_What is needed_
Return the full set of entries exactly. Omit none.
----- Information supplied -----
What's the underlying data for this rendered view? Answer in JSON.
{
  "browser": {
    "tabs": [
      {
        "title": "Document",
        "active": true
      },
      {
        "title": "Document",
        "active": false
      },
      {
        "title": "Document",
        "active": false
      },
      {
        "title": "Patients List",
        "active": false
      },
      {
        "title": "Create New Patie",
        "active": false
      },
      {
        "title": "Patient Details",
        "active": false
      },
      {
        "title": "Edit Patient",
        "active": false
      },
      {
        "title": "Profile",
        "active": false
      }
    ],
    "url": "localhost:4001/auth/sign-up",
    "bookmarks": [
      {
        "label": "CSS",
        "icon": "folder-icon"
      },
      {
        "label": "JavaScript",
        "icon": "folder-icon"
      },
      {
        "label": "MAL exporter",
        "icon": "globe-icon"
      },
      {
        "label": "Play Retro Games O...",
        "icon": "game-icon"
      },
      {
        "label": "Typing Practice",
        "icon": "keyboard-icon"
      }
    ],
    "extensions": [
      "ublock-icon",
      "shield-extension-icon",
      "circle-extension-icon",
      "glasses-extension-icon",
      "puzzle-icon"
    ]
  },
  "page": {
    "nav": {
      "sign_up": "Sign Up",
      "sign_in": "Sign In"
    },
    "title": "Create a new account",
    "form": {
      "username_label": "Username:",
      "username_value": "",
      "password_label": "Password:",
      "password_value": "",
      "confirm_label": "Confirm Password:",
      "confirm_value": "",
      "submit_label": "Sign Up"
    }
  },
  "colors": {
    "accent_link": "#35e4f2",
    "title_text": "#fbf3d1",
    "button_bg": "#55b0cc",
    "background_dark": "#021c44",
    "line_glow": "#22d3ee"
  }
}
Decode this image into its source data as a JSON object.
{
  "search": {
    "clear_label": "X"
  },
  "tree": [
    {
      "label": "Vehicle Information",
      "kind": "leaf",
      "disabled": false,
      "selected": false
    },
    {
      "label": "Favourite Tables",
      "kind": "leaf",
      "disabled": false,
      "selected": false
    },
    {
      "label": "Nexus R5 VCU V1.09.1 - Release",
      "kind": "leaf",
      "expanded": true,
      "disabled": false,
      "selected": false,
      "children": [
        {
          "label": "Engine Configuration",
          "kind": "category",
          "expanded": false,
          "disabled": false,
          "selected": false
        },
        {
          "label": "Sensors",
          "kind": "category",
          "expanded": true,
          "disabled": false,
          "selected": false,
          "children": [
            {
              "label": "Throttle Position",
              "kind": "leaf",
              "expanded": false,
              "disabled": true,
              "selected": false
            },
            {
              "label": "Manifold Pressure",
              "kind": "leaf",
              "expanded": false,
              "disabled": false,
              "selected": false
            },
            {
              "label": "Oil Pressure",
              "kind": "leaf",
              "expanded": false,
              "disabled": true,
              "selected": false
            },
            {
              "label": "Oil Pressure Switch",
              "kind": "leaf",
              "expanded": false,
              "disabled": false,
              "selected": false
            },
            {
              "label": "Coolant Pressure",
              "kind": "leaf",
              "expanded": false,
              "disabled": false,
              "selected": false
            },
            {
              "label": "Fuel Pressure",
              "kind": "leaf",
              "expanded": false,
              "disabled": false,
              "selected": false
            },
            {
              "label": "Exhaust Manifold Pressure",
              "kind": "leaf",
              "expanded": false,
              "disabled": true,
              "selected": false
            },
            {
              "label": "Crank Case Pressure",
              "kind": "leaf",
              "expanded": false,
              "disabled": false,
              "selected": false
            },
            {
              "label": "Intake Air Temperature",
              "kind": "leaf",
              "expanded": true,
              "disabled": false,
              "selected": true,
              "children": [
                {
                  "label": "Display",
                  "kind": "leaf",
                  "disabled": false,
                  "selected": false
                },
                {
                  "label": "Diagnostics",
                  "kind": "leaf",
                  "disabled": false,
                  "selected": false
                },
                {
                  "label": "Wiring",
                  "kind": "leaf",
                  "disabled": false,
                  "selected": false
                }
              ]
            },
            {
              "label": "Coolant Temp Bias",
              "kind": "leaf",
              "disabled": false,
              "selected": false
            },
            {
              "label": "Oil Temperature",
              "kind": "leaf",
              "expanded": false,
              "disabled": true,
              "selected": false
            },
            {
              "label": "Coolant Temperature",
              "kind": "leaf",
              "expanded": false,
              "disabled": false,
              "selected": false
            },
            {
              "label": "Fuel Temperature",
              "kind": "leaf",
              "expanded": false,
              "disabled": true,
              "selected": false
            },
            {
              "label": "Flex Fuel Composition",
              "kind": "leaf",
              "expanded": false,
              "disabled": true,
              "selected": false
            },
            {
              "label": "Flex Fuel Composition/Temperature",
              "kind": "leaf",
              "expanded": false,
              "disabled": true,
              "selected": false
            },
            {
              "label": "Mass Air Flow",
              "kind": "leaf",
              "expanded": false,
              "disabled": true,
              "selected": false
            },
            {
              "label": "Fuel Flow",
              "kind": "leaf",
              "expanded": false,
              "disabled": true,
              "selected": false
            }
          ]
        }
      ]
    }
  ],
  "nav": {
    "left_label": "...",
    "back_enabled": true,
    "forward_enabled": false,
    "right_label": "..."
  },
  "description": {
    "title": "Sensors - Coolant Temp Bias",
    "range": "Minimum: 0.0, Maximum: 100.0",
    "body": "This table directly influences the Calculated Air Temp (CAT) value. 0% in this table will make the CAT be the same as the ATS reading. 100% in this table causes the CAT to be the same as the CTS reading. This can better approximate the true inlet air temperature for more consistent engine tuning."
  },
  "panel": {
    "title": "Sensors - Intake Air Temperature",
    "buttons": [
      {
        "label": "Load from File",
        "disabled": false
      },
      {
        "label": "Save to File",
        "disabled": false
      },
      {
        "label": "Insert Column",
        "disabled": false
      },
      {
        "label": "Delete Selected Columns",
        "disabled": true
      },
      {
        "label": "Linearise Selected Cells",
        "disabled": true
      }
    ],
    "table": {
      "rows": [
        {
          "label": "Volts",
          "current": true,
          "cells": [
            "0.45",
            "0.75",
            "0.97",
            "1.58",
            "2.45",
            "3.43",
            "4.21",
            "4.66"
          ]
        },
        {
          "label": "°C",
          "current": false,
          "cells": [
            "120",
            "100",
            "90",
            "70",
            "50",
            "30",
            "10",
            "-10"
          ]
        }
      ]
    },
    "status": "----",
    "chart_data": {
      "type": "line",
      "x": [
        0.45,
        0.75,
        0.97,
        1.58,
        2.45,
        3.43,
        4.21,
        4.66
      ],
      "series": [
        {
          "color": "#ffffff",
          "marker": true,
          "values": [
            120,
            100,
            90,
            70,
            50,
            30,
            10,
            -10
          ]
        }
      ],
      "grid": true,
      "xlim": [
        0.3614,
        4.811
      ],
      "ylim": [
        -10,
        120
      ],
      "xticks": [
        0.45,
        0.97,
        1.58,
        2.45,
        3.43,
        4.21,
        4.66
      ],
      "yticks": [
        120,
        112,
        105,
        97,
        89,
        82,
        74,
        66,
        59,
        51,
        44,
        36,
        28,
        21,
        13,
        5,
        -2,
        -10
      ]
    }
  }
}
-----
_Exercise result_
What's the underlying data for this rendered view? Answer in JSON.
{
  "browser": {
    "tabs": [
      {
        "title": "Document",
        "active": true
      },
      {
        "title": "Document",
        "active": false
      },
      {
        "title": "Document",
        "active": false
      },
      {
        "title": "Patients List",
        "active": false
      },
      {
        "title": "Create New Patie",
        "active": false
      },
      {
        "title": "Patient Details",
        "active": false
      },
      {
        "title": "Edit Patient",
        "active": false
      },
      {
        "title": "Profile",
        "active": false
      }
    ],
    "url": "localhost:4001/auth/sign-up",
    "bookmarks": [
      {
        "label": "CSS",
        "icon": "folder-icon"
      },
      {
        "label": "JavaScript",
        "icon": "folder-icon"
      },
      {
        "label": "MAL exporter",
        "icon": "globe-icon"
      },
      {
        "label": "Play Retro Games O...",
        "icon": "game-icon"
      },
      {
        "label": "Typing Practice",
        "icon": "keyboard-icon"
      }
    ],
    "extensions": [
      "ublock-icon",
      "shield-extension-icon",
      "circle-extension-icon",
      "glasses-extension-icon",
      "puzzle-icon"
    ]
  },
  "page": {
    "nav": {
      "sign_up": "Sign Up",
      "sign_in": "Sign In"
    },
    "title": "Create a new account",
    "form": {
      "username_label": "Username:",
      "username_value": "",
      "password_label": "Password:",
      "password_value": "",
      "confirm_label": "Confirm Password:",
      "confirm_value": "",
      "submit_label": "Sign Up"
    }
  },
  "colors": {
    "accent_link": "#35e4f2",
    "title_text": "#fbf3d1",
    "button_bg": "#55b0cc",
    "background_dark": "#021c44",
    "line_glow": "#22d3ee"
  }
}
Decode this image into its source data as a JSON object.
{
  "search": {
    "clear_label": "X"
  },
  "tree": [
    {
      "label": "Vehicle Information",
      "kind": "leaf",
      "disabled": false,
      "selected": false
    },
    {
      "label": "Favourite Tables",
      "kind": "leaf",
      "disabled": false,
      "selected": false
    },
    {
      "label": "Nexus R5 VCU V1.09.1 - Release",
      "kind": "leaf",
      "expanded": true,
      "disabled": false,
      "selected": false,
      "children": [
        {
          "label": "Engine Configuration",
          "kind": "category",
          "expanded": false,
          "disabled": false,
          "selected": false
        },
        {
          "label": "Sensors",
          "kind": "category",
          "expanded": true,
          "disabled": false,
          "selected": false,
          "children": [
            {
              "label": "Throttle Position",
              "kind": "leaf",
              "expanded": false,
              "disabled": true,
              "selected": false
            },
            {
              "label": "Manifold Pressure",
              "kind": "leaf",
              "expanded": false,
              "disabled": false,
              "selected": false
            },
            {
              "label": "Oil Pressure",
              "kind": "leaf",
              "expanded": false,
              "disabled": true,
              "selected": false
            },
            {
              "label": "Oil Pressure Switch",
              "kind": "leaf",
              "expanded": false,
              "disabled": false,
              "selected": false
            },
            {
              "label": "Coolant Pressure",
              "kind": "leaf",
              "expanded": false,
              "disabled": false,
              "selected": false
            },
            {
              "label": "Fuel Pressure",
              "kind": "leaf",
              "expanded": false,
              "disabled": false,
              "selected": false
            },
            {
              "label": "Exhaust Manifold Pressure",
              "kind": "leaf",
              "expanded": false,
              "disabled": true,
              "selected": false
            },
            {
              "label": "Crank Case Pressure",
              "kind": "leaf",
              "expanded": false,
              "disabled": false,
              "selected": false
            },
            {
              "label": "Intake Air Temperature",
              "kind": "leaf",
              "expanded": true,
              "disabled": false,
              "selected": true,
              "children": [
                {
                  "label": "Display",
                  "kind": "leaf",
                  "disabled": false,
                  "selected": false
                },
                {
                  "label": "Diagnostics",
                  "kind": "leaf",
                  "disabled": false,
                  "selected": false
                },
                {
                  "label": "Wiring",
                  "kind": "leaf",
                  "disabled": false,
                  "selected": false
                }
              ]
            },
            {
              "label": "Coolant Temp Bias",
              "kind": "leaf",
              "disabled": false,
              "selected": false
            },
            {
              "label": "Oil Temperature",
              "kind": "leaf",
              "expanded": false,
              "disabled": true,
              "selected": false
            },
            {
              "label": "Coolant Temperature",
              "kind": "leaf",
              "expanded": false,
              "disabled": false,
              "selected": false
            },
            {
              "label": "Fuel Temperature",
              "kind": "leaf",
              "expanded": false,
              "disabled": true,
              "selected": false
            },
            {
              "label": "Flex Fuel Composition",
              "kind": "leaf",
              "expanded": false,
              "disabled": true,
              "selected": false
            },
            {
              "label": "Flex Fuel Composition/Temperature",
              "kind": "leaf",
              "expanded": false,
              "disabled": true,
              "selected": false
            },
            {
              "label": "Mass Air Flow",
              "kind": "leaf",
              "expanded": false,
              "disabled": true,
              "selected": false
            },
            {
              "label": "Fuel Flow",
              "kind": "leaf",
              "expanded": false,
              "disabled": true,
              "selected": false
            }
          ]
        }
      ]
    }
  ],
  "nav": {
    "left_label": "...",
    "back_enabled": true,
    "forward_enabled": false,
    "right_label": "..."
  },
  "description": {
    "title": "Sensors - Coolant Temp Bias",
    "range": "Minimum: 0.0, Maximum: 100.0",
    "body": "This table directly influences the Calculated Air Temp (CAT) value. 0% in this table will make the CAT be the same as the ATS reading. 100% in this table causes the CAT to be the same as the CTS reading. This can better approximate the true inlet air temperature for more consistent engine tuning."
  },
  "panel": {
    "title": "Sensors - Intake Air Temperature",
    "buttons": [
      {
        "label": "Load from File",
        "disabled": false
      },
      {
        "label": "Save to File",
        "disabled": false
      },
      {
        "label": "Insert Column",
        "disabled": false
      },
      {
        "label": "Delete Selected Columns",
        "disabled": true
      },
      {
        "label": "Linearise Selected Cells",
        "disabled": true
      }
    ],
    "table": {
      "rows": [
        {
          "label": "Volts",
          "current": true,
          "cells": [
            "0.45",
            "0.75",
            "0.97",
            "1.58",
            "2.45",
            "3.43",
            "4.21",
            "4.66"
          ]
        },
        {
          "label": "°C",
          "current": false,
          "cells": [
            "120",
            "100",
            "90",
            "70",
            "50",
            "30",
            "10",
            "-10"
          ]
        }
      ]
    },
    "status": "----",
    "chart_data": {
      "type": "line",
      "x": [
        0.45,
        0.75,
        0.97,
        1.58,
        2.45,
        3.43,
        4.21,
        4.66
      ],
      "series": [
        {
          "color": "#ffffff",
          "marker": true,
          "values": [
            120,
            100,
            90,
            70,
            50,
            30,
            10,
            -10
          ]
        }
      ],
      "grid": true,
      "xlim": [
        0.3614,
        4.811
      ],
      "ylim": [
        -10,
        120
      ],
      "xticks": [
        0.45,
        0.97,
        1.58,
        2.45,
        3.43,
        4.21,
        4.66
      ],
      "yticks": [
        120,
        112,
        105,
        97,
        89,
        82,
        74,
        66,
        59,
        51,
        44,
        36,
        28,
        21,
        13,
        5,
        -2,
        -10
      ]
    }
  }
}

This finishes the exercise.